[Data records for software interfaces]
= = = =

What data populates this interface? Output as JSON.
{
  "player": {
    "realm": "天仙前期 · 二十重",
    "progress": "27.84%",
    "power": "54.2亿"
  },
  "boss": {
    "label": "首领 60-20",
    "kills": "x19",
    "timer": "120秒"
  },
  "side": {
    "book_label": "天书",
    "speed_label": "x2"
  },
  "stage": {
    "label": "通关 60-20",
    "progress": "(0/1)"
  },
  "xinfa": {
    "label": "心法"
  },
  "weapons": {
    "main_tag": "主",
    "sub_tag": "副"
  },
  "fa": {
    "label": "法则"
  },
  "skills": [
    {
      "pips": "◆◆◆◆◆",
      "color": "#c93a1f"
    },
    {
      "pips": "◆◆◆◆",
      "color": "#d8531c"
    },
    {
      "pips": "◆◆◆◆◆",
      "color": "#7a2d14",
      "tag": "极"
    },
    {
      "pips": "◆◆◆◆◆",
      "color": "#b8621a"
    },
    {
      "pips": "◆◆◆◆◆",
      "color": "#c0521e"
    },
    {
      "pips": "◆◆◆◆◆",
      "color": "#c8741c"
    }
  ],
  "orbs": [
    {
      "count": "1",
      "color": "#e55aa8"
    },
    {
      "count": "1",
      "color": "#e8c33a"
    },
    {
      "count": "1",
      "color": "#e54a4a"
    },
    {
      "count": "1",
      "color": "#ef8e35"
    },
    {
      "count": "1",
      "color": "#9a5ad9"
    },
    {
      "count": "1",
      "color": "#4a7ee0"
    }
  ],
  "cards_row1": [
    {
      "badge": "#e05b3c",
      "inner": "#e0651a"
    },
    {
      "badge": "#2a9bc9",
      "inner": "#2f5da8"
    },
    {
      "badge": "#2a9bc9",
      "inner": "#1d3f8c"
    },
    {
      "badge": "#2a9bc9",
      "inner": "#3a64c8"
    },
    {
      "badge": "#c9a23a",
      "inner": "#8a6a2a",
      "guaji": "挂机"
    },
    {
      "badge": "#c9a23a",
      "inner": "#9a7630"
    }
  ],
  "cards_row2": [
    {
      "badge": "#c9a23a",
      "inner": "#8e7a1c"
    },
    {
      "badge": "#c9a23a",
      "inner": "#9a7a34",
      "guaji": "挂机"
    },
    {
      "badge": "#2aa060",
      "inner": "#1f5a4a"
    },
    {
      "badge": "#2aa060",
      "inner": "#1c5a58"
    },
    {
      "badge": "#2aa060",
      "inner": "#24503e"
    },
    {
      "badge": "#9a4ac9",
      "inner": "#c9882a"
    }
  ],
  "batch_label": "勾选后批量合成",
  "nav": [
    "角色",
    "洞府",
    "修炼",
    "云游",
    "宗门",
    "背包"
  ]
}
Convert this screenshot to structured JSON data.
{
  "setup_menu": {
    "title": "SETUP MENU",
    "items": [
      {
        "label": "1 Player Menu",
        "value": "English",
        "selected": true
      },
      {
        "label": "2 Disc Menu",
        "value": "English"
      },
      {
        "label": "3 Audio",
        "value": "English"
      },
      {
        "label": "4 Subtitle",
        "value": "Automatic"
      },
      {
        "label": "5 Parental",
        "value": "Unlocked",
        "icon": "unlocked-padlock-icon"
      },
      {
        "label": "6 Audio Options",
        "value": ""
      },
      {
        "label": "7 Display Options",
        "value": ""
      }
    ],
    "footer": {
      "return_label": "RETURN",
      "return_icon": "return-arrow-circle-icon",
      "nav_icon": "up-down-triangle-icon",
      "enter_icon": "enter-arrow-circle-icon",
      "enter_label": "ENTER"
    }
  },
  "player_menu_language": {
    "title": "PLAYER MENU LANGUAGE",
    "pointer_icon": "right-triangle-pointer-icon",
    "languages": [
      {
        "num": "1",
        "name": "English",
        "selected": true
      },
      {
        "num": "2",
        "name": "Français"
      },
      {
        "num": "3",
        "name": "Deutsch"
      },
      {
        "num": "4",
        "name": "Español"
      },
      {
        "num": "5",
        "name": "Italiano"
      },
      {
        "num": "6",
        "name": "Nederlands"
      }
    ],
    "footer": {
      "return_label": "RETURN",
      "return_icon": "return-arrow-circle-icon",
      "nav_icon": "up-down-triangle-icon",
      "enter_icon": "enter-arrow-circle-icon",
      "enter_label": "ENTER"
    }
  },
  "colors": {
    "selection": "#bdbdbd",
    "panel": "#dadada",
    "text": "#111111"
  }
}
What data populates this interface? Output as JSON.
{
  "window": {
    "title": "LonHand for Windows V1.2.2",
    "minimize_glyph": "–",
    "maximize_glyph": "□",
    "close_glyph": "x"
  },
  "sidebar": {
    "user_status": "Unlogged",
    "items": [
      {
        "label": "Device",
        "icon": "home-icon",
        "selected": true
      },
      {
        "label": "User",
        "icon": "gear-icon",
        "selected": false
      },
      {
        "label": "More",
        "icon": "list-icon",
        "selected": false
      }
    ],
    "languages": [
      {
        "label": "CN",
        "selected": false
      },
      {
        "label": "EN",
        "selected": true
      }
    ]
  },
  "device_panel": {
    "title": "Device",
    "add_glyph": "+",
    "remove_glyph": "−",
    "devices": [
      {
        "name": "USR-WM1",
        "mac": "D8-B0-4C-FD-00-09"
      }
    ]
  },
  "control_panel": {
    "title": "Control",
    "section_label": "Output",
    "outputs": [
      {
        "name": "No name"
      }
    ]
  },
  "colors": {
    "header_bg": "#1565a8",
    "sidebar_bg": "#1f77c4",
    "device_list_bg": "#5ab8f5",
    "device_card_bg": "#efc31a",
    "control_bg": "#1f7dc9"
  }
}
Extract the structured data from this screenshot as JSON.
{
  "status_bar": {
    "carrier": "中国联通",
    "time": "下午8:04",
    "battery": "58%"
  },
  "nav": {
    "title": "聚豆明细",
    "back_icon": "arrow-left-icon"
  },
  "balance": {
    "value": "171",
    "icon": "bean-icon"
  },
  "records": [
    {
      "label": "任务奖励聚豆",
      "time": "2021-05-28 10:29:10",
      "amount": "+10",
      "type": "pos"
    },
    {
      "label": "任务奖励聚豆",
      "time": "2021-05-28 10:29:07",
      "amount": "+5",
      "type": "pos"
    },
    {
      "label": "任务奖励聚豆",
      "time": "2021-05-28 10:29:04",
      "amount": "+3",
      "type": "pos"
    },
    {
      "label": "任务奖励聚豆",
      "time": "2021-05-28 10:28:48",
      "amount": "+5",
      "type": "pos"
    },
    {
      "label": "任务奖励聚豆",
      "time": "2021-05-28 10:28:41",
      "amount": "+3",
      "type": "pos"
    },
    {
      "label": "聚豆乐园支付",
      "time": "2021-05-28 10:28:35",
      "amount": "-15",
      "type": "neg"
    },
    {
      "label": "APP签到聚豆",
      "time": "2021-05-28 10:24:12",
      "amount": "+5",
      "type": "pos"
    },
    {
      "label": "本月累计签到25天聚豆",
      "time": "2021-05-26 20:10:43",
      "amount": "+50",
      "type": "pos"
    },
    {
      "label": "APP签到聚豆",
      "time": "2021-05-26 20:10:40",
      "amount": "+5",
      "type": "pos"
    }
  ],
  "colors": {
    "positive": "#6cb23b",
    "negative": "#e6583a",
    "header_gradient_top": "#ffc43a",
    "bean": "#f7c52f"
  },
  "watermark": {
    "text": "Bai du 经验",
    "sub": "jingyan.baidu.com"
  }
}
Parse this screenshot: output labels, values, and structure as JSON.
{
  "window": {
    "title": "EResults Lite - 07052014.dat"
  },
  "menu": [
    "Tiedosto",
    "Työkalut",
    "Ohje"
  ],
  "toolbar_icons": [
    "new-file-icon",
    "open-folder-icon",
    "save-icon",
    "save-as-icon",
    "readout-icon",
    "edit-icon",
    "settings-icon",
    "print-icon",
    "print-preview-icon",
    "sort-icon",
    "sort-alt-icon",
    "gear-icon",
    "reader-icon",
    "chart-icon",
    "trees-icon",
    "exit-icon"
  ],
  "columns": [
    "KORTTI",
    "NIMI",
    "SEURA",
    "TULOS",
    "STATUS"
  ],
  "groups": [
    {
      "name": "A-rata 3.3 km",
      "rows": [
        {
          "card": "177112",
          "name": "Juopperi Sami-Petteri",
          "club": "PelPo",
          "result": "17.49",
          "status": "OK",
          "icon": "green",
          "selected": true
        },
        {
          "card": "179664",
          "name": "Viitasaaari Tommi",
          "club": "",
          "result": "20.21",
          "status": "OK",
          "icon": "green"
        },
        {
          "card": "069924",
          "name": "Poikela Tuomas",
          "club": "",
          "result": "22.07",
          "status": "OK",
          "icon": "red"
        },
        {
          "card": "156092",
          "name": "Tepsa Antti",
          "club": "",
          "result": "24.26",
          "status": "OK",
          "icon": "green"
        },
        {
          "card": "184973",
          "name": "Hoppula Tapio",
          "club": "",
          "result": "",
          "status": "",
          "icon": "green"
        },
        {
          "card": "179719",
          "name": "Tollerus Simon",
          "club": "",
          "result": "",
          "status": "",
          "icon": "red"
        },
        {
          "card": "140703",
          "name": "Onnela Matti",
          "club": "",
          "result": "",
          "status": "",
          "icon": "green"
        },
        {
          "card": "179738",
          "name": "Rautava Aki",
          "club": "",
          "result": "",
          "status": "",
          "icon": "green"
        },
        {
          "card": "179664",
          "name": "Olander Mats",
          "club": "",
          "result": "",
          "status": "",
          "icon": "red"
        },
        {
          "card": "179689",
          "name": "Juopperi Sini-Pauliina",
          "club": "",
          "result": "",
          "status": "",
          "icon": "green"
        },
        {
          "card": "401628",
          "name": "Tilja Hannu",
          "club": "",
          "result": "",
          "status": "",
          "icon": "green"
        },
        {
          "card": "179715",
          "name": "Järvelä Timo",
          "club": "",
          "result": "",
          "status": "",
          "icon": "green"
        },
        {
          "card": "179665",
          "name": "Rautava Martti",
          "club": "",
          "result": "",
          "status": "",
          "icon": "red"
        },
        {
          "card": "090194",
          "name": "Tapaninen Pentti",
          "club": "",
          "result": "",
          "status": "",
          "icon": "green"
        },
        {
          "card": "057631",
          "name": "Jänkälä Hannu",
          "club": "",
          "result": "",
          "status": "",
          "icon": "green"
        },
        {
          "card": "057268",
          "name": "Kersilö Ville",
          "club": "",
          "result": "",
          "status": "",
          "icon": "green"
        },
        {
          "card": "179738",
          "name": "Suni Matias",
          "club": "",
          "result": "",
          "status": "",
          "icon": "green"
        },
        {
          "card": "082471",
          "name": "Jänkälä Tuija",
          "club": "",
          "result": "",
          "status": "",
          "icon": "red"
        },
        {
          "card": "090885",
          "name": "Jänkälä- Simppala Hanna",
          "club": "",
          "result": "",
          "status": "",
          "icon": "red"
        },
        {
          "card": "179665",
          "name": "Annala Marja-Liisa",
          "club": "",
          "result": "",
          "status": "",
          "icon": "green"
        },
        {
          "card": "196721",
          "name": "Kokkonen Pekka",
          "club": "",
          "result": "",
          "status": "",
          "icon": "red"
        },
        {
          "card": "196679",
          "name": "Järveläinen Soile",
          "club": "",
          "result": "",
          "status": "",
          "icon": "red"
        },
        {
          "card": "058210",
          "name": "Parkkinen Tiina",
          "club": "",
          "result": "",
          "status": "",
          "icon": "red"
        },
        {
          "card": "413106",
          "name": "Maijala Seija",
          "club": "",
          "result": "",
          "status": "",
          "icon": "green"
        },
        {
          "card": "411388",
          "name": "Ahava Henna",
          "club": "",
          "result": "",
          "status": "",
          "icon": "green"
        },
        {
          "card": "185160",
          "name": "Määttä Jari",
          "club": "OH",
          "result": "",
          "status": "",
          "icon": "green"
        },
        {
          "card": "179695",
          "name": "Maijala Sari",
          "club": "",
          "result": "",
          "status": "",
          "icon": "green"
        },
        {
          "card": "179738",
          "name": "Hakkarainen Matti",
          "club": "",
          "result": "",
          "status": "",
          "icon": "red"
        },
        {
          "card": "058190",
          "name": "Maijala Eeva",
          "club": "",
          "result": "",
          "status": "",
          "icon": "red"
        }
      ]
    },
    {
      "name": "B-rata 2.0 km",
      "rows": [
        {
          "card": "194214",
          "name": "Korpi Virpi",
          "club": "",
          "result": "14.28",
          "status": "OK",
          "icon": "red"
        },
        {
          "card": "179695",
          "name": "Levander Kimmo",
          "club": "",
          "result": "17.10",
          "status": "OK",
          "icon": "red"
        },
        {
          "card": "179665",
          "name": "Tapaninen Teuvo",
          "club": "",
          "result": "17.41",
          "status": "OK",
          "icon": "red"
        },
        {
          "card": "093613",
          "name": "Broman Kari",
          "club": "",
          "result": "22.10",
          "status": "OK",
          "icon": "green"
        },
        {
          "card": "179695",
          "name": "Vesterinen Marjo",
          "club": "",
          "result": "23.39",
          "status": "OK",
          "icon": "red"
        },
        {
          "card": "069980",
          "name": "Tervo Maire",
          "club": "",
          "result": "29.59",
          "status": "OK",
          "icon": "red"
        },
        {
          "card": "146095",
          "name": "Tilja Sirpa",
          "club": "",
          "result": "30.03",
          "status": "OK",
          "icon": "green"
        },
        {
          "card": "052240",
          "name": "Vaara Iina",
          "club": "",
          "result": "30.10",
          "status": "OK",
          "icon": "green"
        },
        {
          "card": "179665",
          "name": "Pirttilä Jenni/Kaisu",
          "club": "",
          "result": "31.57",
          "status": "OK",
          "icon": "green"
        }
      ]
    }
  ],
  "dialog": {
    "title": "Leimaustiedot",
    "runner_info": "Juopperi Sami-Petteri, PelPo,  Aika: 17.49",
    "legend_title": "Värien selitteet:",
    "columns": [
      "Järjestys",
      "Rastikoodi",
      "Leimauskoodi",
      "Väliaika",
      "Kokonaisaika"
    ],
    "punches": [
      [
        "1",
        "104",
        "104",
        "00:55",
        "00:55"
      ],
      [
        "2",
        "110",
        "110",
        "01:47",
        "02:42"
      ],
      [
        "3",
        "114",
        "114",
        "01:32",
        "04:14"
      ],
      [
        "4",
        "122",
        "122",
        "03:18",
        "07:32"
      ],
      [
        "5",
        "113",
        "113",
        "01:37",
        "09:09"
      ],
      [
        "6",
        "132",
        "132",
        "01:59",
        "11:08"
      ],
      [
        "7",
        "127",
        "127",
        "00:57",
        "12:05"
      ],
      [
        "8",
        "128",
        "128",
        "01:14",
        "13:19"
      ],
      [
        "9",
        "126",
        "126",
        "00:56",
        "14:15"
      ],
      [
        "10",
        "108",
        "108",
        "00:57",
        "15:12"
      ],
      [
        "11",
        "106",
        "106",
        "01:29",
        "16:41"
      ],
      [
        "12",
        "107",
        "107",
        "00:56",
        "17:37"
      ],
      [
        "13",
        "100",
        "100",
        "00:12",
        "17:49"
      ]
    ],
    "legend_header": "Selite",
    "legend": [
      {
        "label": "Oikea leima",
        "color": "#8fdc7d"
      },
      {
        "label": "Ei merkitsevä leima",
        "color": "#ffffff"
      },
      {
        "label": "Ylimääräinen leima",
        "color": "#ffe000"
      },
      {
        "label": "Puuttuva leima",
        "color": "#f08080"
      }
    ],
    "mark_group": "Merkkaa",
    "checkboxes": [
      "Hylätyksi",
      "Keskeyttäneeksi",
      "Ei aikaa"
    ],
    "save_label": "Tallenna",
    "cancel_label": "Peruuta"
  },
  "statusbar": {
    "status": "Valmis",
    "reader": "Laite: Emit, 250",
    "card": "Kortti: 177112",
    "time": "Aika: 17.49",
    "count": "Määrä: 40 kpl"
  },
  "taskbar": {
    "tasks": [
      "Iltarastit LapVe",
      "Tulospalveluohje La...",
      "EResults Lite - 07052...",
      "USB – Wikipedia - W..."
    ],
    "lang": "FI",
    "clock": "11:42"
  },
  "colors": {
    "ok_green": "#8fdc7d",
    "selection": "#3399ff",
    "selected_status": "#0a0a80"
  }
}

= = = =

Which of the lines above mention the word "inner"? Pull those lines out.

• Exercise solution
      "inner": "#e0651a"
      "inner": "#2f5da8"
      "inner": "#1d3f8c"
      "inner": "#3a64c8"
      "inner": "#8a6a2a",
      "inner": "#9a7630"
      "inner": "#8e7a1c"
      "inner": "#9a7a34",
      "inner": "#1f5a4a"
      "inner": "#1c5a58"
      "inner": "#24503e"
      "inner": "#c9882a"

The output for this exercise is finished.